> Aim of the exercise
Report every line of the data that includes "icon".
○ ○ ○
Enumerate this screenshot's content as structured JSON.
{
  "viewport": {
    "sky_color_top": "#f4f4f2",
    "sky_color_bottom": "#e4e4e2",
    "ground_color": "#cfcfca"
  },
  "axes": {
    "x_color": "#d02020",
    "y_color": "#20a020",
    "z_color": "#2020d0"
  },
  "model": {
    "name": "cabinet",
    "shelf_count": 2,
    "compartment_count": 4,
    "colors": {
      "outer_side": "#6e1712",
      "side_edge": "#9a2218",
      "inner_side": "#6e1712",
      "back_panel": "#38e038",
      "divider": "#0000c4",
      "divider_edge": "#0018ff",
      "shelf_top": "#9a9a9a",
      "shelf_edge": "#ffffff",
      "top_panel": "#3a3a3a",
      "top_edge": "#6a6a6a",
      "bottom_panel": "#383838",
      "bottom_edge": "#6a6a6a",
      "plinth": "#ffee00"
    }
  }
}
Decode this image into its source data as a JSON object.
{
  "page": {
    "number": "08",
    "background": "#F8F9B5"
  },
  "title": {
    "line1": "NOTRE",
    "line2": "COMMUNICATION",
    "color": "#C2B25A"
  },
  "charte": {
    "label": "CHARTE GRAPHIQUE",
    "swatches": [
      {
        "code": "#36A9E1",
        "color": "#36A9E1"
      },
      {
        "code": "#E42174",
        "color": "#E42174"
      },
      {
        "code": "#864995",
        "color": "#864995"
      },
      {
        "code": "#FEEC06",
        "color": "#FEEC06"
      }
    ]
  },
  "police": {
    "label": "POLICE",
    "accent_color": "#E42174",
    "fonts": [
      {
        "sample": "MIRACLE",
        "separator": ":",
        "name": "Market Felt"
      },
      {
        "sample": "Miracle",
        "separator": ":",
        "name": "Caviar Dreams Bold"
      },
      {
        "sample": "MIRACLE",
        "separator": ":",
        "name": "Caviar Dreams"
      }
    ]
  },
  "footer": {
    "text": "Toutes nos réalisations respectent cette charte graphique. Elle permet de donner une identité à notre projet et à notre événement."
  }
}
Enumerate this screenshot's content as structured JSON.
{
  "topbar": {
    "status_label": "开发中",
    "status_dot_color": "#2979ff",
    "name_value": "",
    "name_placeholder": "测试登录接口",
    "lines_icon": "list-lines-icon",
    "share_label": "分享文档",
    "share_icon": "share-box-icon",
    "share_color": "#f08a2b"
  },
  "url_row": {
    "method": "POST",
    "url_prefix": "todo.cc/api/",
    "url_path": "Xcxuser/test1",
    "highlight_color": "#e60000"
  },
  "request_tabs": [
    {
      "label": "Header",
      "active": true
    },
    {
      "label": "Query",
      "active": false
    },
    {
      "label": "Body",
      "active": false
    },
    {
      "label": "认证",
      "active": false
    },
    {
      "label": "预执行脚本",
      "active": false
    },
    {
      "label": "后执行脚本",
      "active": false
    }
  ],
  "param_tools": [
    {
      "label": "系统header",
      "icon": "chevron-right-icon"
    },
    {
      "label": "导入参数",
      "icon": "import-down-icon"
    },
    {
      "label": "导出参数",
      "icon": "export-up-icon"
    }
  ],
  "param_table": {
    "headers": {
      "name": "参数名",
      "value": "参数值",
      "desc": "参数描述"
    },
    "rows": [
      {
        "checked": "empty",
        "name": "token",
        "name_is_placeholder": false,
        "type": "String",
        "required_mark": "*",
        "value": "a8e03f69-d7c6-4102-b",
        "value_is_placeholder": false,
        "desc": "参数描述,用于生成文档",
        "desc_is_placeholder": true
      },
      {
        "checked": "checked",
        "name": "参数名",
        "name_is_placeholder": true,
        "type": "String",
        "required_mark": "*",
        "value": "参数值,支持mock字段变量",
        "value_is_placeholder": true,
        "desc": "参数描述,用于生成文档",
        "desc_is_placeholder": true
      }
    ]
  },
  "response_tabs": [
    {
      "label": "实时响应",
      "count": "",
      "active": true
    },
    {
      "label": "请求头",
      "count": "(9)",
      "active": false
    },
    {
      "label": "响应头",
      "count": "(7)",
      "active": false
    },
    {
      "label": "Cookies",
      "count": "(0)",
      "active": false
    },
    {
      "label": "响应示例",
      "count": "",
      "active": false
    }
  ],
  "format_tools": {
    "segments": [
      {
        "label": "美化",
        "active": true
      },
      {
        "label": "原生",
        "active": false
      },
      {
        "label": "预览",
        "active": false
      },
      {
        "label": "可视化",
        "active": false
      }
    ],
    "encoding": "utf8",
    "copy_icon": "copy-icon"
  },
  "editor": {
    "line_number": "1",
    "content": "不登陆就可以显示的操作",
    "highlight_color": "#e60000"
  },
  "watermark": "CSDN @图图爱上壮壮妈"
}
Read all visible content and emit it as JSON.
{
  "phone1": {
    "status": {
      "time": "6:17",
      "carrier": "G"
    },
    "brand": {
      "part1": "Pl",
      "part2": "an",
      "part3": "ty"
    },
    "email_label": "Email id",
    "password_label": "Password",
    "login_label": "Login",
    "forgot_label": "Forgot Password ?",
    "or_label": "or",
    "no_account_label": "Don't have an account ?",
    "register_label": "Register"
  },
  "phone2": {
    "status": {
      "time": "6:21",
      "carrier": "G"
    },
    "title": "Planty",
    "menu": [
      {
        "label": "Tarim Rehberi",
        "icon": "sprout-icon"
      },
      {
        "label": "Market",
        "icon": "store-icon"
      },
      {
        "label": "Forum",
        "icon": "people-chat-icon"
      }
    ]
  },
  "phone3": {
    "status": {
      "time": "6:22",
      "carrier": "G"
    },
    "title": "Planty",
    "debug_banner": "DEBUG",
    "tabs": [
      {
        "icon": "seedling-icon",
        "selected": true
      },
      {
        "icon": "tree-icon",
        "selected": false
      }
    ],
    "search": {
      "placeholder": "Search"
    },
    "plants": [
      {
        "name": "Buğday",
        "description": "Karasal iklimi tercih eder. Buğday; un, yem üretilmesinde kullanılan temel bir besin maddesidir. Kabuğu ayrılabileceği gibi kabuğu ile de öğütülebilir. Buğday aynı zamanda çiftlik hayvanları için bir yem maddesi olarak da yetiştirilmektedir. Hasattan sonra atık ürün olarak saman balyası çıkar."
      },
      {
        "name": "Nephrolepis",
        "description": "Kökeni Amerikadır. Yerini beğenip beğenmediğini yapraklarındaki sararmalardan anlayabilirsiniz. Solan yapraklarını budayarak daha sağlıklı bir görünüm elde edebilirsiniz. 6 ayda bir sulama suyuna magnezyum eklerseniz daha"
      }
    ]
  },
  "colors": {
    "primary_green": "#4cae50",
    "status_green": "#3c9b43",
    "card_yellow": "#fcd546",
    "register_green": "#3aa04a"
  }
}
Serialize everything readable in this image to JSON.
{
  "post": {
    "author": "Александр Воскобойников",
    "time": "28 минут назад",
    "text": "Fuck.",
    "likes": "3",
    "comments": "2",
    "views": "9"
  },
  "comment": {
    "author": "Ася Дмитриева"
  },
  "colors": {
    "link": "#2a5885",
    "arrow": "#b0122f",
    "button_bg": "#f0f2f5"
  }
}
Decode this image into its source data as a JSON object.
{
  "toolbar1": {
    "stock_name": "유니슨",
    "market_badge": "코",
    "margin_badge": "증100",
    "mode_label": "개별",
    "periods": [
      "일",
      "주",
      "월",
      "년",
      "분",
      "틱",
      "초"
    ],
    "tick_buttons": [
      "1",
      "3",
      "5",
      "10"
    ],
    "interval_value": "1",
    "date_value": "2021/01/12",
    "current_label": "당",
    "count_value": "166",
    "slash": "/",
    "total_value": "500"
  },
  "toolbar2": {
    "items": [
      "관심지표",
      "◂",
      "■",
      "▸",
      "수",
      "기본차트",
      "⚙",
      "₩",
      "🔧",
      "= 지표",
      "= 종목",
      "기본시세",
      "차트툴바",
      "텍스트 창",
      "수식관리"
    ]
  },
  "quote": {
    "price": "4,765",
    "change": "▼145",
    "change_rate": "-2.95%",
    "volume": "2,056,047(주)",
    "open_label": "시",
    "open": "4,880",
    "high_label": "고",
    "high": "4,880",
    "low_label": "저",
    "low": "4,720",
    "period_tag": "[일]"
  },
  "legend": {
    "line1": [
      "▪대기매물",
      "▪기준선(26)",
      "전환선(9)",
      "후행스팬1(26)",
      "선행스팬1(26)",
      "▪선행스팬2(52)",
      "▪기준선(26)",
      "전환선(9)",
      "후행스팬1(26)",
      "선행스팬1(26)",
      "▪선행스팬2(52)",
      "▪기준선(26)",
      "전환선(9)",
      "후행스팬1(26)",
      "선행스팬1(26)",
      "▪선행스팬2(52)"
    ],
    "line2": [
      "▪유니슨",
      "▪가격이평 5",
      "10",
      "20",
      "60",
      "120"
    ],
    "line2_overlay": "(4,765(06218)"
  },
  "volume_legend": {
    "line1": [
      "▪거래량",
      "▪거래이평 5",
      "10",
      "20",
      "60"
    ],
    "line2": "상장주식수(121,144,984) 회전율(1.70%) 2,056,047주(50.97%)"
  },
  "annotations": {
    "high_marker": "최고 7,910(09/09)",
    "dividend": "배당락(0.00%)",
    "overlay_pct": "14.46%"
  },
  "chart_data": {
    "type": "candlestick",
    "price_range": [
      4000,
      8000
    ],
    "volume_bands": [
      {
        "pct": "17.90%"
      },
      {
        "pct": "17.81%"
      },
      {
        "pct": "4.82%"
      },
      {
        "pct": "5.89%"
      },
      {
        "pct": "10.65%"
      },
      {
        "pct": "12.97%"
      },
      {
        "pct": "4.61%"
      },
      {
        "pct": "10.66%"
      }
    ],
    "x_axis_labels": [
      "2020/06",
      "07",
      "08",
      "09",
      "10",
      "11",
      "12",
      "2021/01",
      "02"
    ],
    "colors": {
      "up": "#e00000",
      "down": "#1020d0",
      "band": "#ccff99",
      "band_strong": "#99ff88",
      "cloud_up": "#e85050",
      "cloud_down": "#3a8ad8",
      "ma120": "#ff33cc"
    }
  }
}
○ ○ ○
> Result of this task
    "lines_icon": "list-lines-icon",
    "share_icon": "share-box-icon",
      "icon": "chevron-right-icon"
      "icon": "import-down-icon"
      "icon": "export-up-icon"
    "copy_icon": "copy-icon"
        "icon": "sprout-icon"
        "icon": "store-icon"
        "icon": "people-chat-icon"
        "icon": "seedling-icon",
        "icon": "tree-icon",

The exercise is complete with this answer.